◆ **WHAT IS BEING ASKED**
If a line in the data contains "preview", copy it out.

START DATASET EXTRACT

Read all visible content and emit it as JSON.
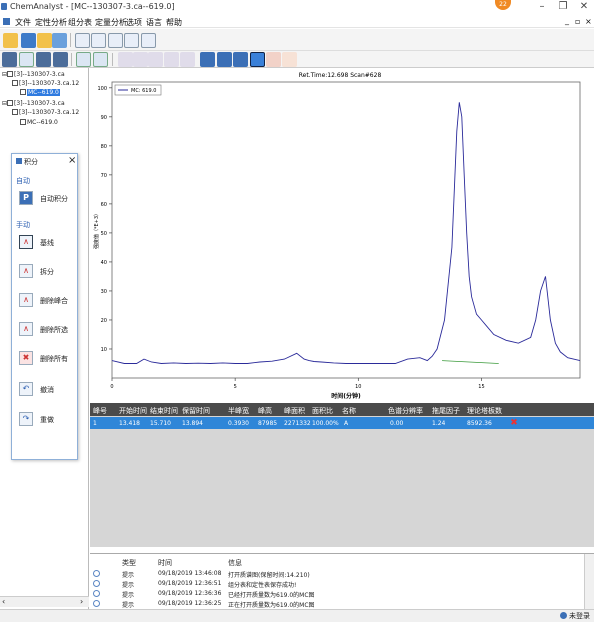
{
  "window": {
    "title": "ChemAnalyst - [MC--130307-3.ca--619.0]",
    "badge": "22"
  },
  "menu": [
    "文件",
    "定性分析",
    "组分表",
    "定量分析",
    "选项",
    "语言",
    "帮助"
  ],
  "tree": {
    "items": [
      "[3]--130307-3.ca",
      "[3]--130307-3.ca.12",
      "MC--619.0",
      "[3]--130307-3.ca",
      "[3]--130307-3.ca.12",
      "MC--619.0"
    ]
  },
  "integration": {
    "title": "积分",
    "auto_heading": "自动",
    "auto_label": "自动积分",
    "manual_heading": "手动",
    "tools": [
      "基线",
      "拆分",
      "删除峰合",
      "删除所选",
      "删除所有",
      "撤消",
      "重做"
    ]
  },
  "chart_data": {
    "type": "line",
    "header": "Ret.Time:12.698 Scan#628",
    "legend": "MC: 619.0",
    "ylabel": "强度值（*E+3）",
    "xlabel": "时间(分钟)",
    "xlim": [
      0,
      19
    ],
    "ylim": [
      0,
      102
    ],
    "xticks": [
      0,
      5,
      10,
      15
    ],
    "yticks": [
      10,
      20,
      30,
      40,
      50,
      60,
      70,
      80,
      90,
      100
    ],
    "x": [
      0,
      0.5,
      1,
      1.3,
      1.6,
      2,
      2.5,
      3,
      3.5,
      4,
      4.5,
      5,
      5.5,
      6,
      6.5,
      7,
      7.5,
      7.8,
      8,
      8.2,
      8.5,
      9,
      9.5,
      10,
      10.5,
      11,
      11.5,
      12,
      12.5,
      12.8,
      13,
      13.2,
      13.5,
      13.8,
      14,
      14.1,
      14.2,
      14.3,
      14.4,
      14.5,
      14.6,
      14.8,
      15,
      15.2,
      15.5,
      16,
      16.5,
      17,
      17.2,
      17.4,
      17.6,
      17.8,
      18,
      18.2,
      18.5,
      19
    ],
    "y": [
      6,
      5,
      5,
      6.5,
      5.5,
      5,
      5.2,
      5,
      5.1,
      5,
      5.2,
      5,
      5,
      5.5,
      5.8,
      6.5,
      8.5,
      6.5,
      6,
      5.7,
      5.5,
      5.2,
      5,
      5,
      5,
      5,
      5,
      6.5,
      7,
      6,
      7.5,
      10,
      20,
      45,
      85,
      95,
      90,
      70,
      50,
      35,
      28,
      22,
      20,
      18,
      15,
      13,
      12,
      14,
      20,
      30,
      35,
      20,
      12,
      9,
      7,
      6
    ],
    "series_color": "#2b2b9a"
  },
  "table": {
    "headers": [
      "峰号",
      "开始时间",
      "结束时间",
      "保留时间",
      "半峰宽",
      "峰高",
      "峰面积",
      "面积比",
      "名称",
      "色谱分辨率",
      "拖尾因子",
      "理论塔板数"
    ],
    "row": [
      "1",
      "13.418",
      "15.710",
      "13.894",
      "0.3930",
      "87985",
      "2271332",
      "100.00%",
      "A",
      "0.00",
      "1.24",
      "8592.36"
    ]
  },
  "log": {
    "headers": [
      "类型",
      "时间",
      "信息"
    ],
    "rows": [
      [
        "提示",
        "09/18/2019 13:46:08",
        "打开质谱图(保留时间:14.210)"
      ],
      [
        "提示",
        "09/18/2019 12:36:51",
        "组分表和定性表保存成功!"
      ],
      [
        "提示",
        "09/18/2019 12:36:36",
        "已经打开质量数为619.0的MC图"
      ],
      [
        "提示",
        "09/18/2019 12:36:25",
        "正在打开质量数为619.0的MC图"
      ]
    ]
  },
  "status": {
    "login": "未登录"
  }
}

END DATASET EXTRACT
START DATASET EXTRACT

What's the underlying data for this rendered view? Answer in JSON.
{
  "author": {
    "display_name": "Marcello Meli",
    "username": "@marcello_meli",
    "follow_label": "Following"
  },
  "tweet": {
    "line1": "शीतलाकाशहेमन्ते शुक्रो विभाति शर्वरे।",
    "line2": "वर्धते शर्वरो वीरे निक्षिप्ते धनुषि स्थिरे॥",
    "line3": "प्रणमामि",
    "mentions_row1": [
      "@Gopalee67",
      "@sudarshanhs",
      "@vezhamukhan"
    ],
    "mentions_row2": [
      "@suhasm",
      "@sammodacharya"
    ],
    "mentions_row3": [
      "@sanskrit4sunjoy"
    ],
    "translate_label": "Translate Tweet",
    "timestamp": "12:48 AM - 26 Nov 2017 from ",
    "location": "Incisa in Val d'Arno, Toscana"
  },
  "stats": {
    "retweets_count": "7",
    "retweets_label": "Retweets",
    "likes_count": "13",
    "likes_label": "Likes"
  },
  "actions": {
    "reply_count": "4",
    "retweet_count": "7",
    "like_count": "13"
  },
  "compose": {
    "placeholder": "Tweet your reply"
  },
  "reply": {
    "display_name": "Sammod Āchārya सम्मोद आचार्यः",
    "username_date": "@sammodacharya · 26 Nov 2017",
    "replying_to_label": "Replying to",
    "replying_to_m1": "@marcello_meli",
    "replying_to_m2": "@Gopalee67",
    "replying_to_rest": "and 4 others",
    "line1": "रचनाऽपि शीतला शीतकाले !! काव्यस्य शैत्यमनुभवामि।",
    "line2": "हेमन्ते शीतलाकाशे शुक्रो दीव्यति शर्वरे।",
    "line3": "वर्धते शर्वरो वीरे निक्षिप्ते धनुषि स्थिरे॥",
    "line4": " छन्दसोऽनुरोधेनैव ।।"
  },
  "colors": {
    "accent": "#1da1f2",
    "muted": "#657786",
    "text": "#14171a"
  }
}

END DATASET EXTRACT
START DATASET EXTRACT

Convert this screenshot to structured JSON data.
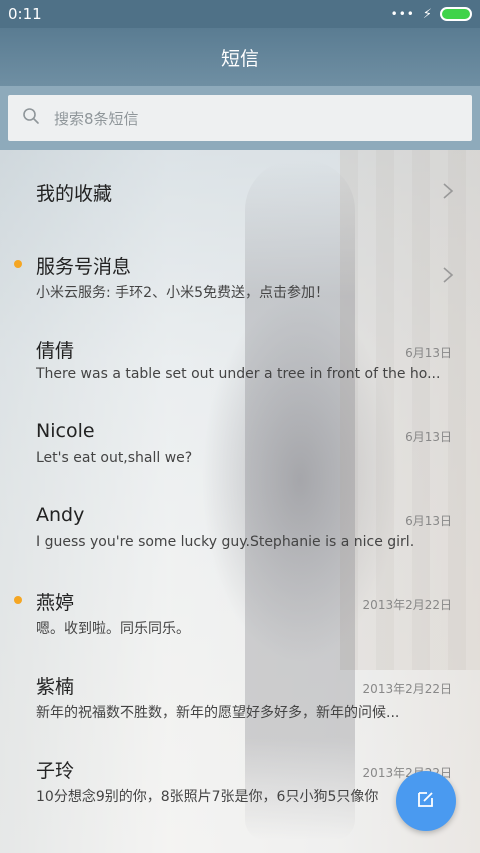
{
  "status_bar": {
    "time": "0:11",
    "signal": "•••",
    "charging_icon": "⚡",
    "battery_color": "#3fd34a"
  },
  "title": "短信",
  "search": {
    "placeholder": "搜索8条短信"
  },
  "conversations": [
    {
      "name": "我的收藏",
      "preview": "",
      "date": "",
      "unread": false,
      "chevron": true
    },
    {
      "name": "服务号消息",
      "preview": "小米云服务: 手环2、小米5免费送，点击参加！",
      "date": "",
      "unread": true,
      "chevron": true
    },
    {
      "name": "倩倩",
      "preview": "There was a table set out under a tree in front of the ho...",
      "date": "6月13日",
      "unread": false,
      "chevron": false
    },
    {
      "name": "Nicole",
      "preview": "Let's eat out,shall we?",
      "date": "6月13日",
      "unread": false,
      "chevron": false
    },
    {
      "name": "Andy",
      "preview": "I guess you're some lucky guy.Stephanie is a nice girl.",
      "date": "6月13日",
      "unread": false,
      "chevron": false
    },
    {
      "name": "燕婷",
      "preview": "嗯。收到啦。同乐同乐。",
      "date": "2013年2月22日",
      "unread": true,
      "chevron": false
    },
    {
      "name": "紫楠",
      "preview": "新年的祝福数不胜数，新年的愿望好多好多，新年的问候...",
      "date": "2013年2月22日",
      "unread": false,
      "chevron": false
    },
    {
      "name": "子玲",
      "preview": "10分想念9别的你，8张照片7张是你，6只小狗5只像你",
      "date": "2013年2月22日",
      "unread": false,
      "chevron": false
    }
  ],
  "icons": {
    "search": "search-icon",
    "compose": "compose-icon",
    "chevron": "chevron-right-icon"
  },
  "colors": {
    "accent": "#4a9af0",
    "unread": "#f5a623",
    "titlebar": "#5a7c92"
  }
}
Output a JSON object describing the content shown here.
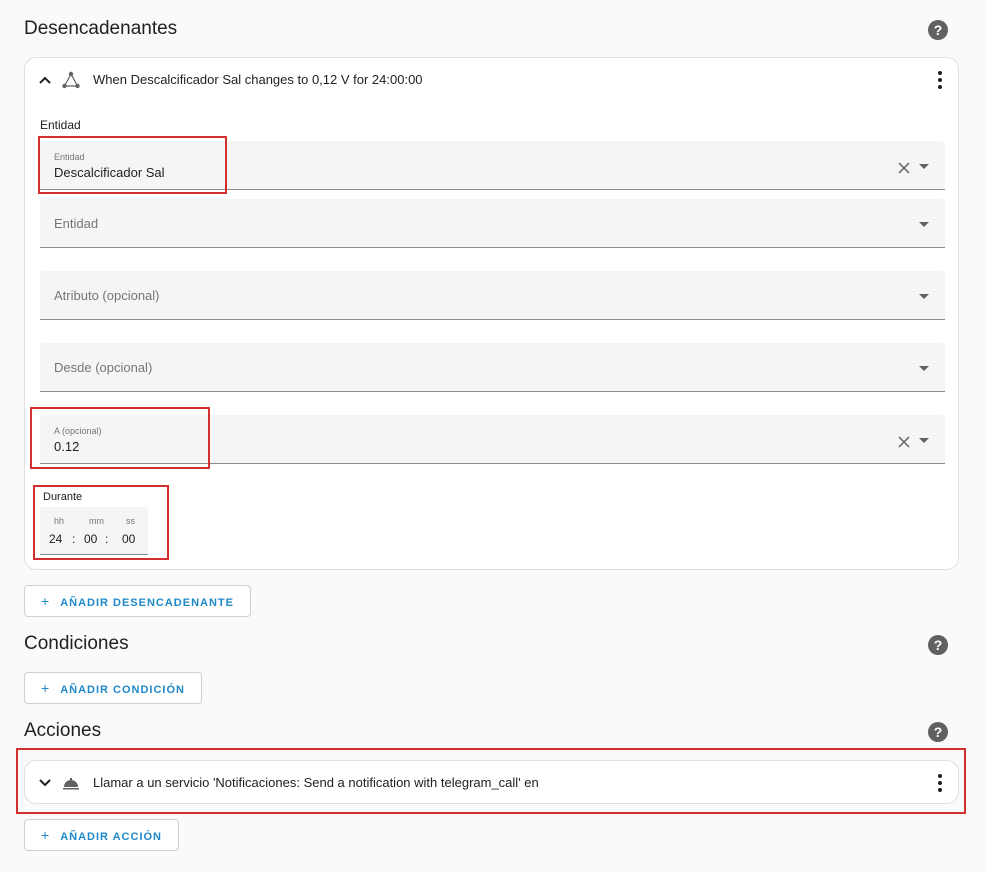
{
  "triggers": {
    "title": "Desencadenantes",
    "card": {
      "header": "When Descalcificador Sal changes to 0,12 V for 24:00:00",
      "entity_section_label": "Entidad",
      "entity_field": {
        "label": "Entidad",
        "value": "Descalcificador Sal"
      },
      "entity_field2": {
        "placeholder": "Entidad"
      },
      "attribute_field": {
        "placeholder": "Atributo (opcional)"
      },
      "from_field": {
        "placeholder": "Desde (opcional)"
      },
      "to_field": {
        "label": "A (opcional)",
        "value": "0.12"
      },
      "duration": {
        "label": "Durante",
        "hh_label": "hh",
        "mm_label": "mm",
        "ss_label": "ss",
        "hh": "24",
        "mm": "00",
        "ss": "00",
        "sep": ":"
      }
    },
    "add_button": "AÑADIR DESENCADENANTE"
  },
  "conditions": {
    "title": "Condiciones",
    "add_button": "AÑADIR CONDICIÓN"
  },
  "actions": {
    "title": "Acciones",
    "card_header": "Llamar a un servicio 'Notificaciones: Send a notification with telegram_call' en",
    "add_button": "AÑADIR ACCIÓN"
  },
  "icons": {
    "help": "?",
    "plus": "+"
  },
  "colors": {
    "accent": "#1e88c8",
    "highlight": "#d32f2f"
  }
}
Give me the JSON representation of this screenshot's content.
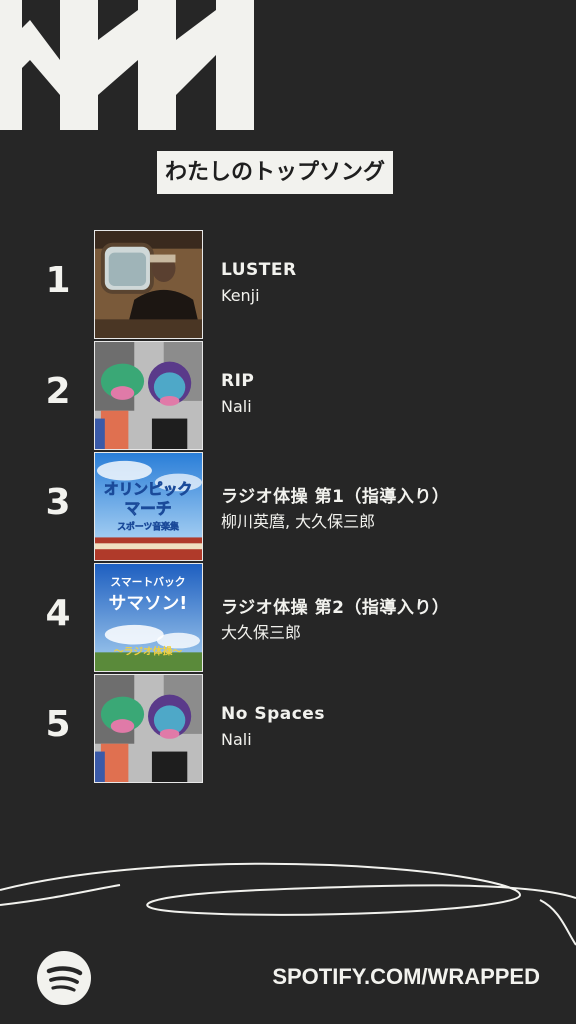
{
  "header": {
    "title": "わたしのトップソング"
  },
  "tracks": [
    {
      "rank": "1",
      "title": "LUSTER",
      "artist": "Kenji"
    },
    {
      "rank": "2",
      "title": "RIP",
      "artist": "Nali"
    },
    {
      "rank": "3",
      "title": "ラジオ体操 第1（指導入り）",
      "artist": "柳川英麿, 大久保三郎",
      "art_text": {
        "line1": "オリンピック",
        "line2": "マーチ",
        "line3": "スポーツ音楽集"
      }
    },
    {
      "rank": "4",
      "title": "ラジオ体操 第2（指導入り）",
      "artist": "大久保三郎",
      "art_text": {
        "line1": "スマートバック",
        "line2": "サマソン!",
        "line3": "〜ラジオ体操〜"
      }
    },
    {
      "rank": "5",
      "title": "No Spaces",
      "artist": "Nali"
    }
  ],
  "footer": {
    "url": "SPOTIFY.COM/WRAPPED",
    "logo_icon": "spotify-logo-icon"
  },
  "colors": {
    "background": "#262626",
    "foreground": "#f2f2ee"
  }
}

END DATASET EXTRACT

◆ **THE COMPLETED TASK**
      "preview": "",
      "preview": "小米云服务: 手环2、小米5免费送，点击参加！",
      "preview": "There was a table set out under a tree in front of the ho...",
      "preview": "Let's eat out,shall we?",
      "preview": "I guess you're some lucky guy.Stephanie is a nice girl.",
      "preview": "嗯。收到啦。同乐同乐。",
      "preview": "新年的祝福数不胜数，新年的愿望好多好多，新年的问候...",
      "preview": "10分想念9别的你，8张照片7张是你，6只小狗5只像你",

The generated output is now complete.